Rochester, New York
C-notches should provide adequate tie-rod clearance. The key to this solution is to maintain the integrity of the framerails. If you're a competent welder, this is something you could do yourself. If you have any doubts, hire a professional. The notches should ideally be made out of 1/4-inch steel plate. You could cut three pieces of steel for each notch and weld them to the framerails and to each other where they meet. You could also have a fabrication shop bend the steel in a brake. Make a cardboard template to mark the part of the framerails that needs to be cut out with either a Sawzall or a plasma cutter. Have your welds checked.
The parking brake on my '91 Chevy S-10 Blazer doesn't seem to work anymore. I often do business in a very hilly part of the city, and even though I always put the transmission in Park, I'd feel more secure if I felt the parking brake worked, too. It seems like this problem has gotten progressively worse over the past two years. Could the act of making it super tight when I park on hills affect the parking brake? Is it possible for the parking brake cable to stretch? If I need a new one, can I install it myself?

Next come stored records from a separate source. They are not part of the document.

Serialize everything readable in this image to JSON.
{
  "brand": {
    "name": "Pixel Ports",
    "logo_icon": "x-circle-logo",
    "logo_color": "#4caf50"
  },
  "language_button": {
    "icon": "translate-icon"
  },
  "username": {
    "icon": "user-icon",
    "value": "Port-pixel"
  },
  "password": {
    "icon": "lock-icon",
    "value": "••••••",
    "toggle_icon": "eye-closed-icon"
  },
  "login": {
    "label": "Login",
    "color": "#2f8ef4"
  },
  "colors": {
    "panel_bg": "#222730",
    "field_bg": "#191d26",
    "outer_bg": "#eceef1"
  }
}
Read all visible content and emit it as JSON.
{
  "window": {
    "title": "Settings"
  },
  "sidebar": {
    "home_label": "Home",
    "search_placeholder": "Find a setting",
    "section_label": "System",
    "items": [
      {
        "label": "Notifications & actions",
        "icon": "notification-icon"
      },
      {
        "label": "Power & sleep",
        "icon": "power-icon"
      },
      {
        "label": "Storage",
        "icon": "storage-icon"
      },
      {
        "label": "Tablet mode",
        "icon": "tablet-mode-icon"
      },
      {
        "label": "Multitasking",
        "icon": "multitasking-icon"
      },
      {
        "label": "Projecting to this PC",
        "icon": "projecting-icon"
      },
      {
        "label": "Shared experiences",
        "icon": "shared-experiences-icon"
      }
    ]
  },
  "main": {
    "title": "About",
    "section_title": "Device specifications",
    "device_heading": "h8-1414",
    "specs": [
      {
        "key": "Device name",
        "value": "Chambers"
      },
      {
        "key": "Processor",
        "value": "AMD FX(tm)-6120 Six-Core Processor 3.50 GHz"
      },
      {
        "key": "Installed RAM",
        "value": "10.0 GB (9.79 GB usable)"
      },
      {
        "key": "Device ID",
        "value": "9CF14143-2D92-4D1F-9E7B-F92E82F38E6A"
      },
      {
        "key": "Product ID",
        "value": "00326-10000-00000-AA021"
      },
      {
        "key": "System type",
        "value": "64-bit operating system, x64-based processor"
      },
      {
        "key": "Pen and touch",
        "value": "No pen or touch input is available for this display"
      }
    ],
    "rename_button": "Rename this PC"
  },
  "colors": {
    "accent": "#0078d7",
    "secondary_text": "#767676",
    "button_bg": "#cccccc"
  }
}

Wear in either the parking brake cables or the rear brake shoes can affect performance. Ideally, the self-adjusters are supposed to compensate for worn brake shoes, but sometimes the adjusters malfunction. You didn't mention the condition of the rear brakes or when they were last serviced. The first thing we would do is pull a rear brake drum and inspect the brake linings. If you don't want to do this, many brake and muffler shops offer free brake inspections. If the shoes are worn, replacing them should significantly improve both overall braking and the effectiveness of the parking brake. If you're not sure about the functioning of the self-adjusting feature, back up 10 or 12 times and brake suddenly. That motion is supposed to ratchet the adjusters. When you're inspecting the brake linings, take a look at the adjusters. Check for any obstructions or excessive rust. You shouldn't need to replace the parking brake cables unless they are severely stretched or frayed. The parking brake cables can be adjusted by tightening the adjustment nut on the threaded rod at the forward end of the cables. The nut and threads may be rusty and in need of some penetrant to loosen them. Don't overtighten the parking brake cables. An overly tight cable can cause the brake shoes to drag. When the parking brake is properly adjusted, the parking brake pedal should be about half way through its travel when the pedal is depressed.